Professional Jockeys Association back rapid saliva cocaine tests after banned jockey Philip Prince gave sample 56 times the limit
- The pilot scheme will be launched by the BHA in the spring
- Immediate results will allow jockeys to be prevented from riding on the day
- Philip Prince became the latest jockey to be banned for for cocaine on Thursday
The Professional Jockeys Association have welcomed a saliva testing trial which will instantly return a positive test if riders have cocaine in their system.
Immediate results will allow jockeys to be prevented from riding on the day when their potentially impaired judgment could put colleagues and horses at risk.
The pilot scheme, which will be launched by the BHA in the spring, should also detect other recreational drugs. A positive saliva test will be followed by a confirmatory urine test which would be used in any investigation or disciplinary action.
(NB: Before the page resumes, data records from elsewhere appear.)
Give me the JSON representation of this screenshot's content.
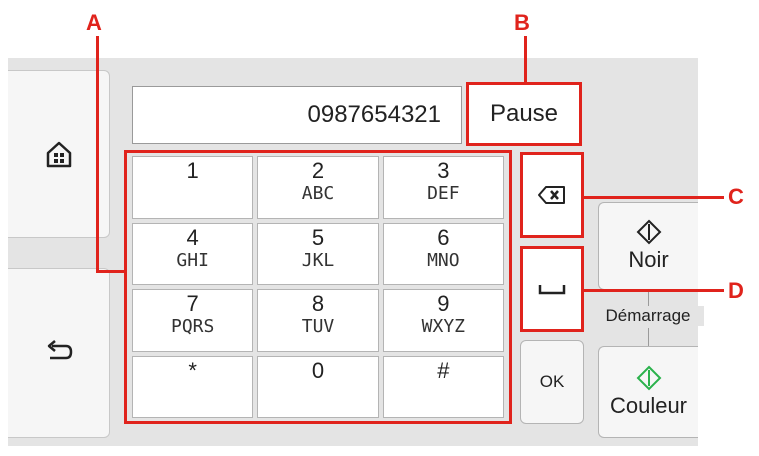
{
  "display": {
    "number": "0987654321"
  },
  "buttons": {
    "pause": "Pause",
    "ok": "OK",
    "start_black": "Noir",
    "start_color": "Couleur",
    "start_label": "Démarrage"
  },
  "keypad": [
    {
      "digit": "1",
      "letters": ""
    },
    {
      "digit": "2",
      "letters": "ABC"
    },
    {
      "digit": "3",
      "letters": "DEF"
    },
    {
      "digit": "4",
      "letters": "GHI"
    },
    {
      "digit": "5",
      "letters": "JKL"
    },
    {
      "digit": "6",
      "letters": "MNO"
    },
    {
      "digit": "7",
      "letters": "PQRS"
    },
    {
      "digit": "8",
      "letters": "TUV"
    },
    {
      "digit": "9",
      "letters": "WXYZ"
    },
    {
      "digit": "*",
      "letters": ""
    },
    {
      "digit": "0",
      "letters": ""
    },
    {
      "digit": "#",
      "letters": ""
    }
  ],
  "callouts": {
    "a": "A",
    "b": "B",
    "c": "C",
    "d": "D"
  },
  "icons": {
    "home": "home-icon",
    "back": "back-arrow-icon",
    "backspace": "backspace-icon",
    "space": "space-icon",
    "start": "diamond-start-icon"
  },
  "colors": {
    "callout": "#e0231c",
    "start_black": "#222222",
    "start_color": "#2bb24c"
  }
}
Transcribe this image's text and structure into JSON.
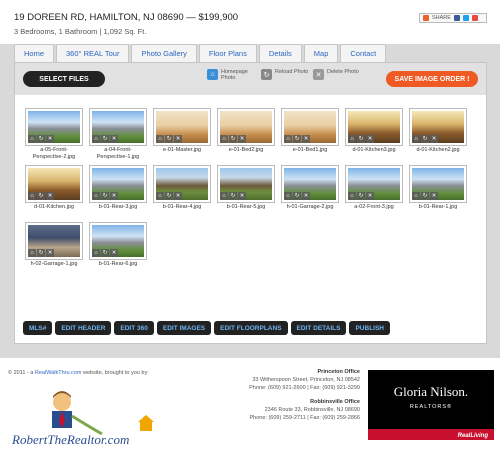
{
  "header": {
    "address": "19 DOREEN RD, HAMILTON, NJ 08690",
    "separator": "—",
    "price": "$199,900",
    "details": "3 Bedrooms, 1 Bathroom | 1,092 Sq. Ft.",
    "share_label": "SHARE"
  },
  "tabs": [
    "Home",
    "360° REAL Tour",
    "Photo Gallery",
    "Floor Plans",
    "Details",
    "Map",
    "Contact"
  ],
  "toolbar": {
    "select_files": "SELECT FILES",
    "save_order": "SAVE IMAGE ORDER !",
    "legend_homepage": "Homepage Photo",
    "legend_reload": "Reload Photo",
    "legend_delete": "Delete Photo"
  },
  "photos": [
    {
      "file": "a-05-Front-Perspective-2.jpg",
      "icon": "exterior"
    },
    {
      "file": "a-04-Front-Perspective-1.jpg",
      "icon": "exterior"
    },
    {
      "file": "e-01-Master.jpg",
      "icon": "bedroom"
    },
    {
      "file": "e-01-Bed2.jpg",
      "icon": "bedroom"
    },
    {
      "file": "e-01-Bed1.jpg",
      "icon": "bedroom"
    },
    {
      "file": "d-01-Kitchen3.jpg",
      "icon": "kitchen"
    },
    {
      "file": "d-01-Kitchen2.jpg",
      "icon": "kitchen"
    },
    {
      "file": "d-01-Kitchen.jpg",
      "icon": "kitchen"
    },
    {
      "file": "b-01-Rear-3.jpg",
      "icon": "exterior"
    },
    {
      "file": "b-01-Rear-4.jpg",
      "icon": "yard"
    },
    {
      "file": "b-01-Rear-5.jpg",
      "icon": "yard"
    },
    {
      "file": "h-01-Garrage-2.jpg",
      "icon": "exterior"
    },
    {
      "file": "a-02-Front-3.jpg",
      "icon": "exterior"
    },
    {
      "file": "b-01-Rear-1.jpg",
      "icon": "exterior"
    },
    {
      "file": "h-02-Garrage-1.jpg",
      "icon": "garage"
    },
    {
      "file": "b-01-Rear-6.jpg",
      "icon": "exterior"
    }
  ],
  "actions": [
    "MLS#",
    "EDIT HEADER",
    "EDIT 360",
    "EDIT IMAGES",
    "EDIT FLOORPLANS",
    "EDIT DETAILS",
    "PUBLISH"
  ],
  "footer": {
    "copyright_prefix": "© 2011 - a",
    "copyright_link": "RealWalkThru.com",
    "copyright_suffix": "website, brought to you by:",
    "logo_text": "RobertTheRealtor.com",
    "office1_title": "Princeton Office",
    "office1_address": "33 Witherspoon Street, Princeton, NJ 08542",
    "office1_phone": "Phone: (609) 921-2600 | Fax: (609) 921-3299",
    "office2_title": "Robbinsville Office",
    "office2_address": "2346 Route 33, Robbinsville, NJ 08690",
    "office2_phone": "Phone: (609) 259-2711 | Fax: (609) 259-2866",
    "brand_name": "Gloria Nilson.",
    "brand_sub": "REALTORS®",
    "brand_badge": "RealLiving"
  },
  "colors": {
    "accent_orange": "#ef5a24",
    "link_blue": "#2b66c2",
    "dark_button": "#222222",
    "button_text_blue": "#6fb3f0",
    "brand_red": "#c8102e"
  }
}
The rapid saliva tests will allow jockeys to be prevented from riding on the day
Should the pilot prove successful, racing would become the first major sport in Britain to use on-the-day screening for banned substances through oral swabs. Low costs will also allow for increased testing.
The announcement came on the day that jockey Philip Prince was banned for six months by a BHA disciplinary panel after testing positive for a metabolite of cocaine when riding at Wolverhampton on November 19.
The panel was told that Prince returned a ‘concerningly high’ level of cocaine — 56 times above the testing threshold — after admitting he was a ‘regular user’.
Prince, 28, gave his evidence via a video call from a rehabilitation centre and later released a statement which said he was looking forward to getting ‘back in racing and free from addiction’.
Paul Struthers, chief executive of the PJA, said: ‘Addiction of any sort is a terrible thing and we are there to support any of our members who need it. ‘We’ve been working closely with the BHA on the proposed pilot of saliva testing and very much welcome it.’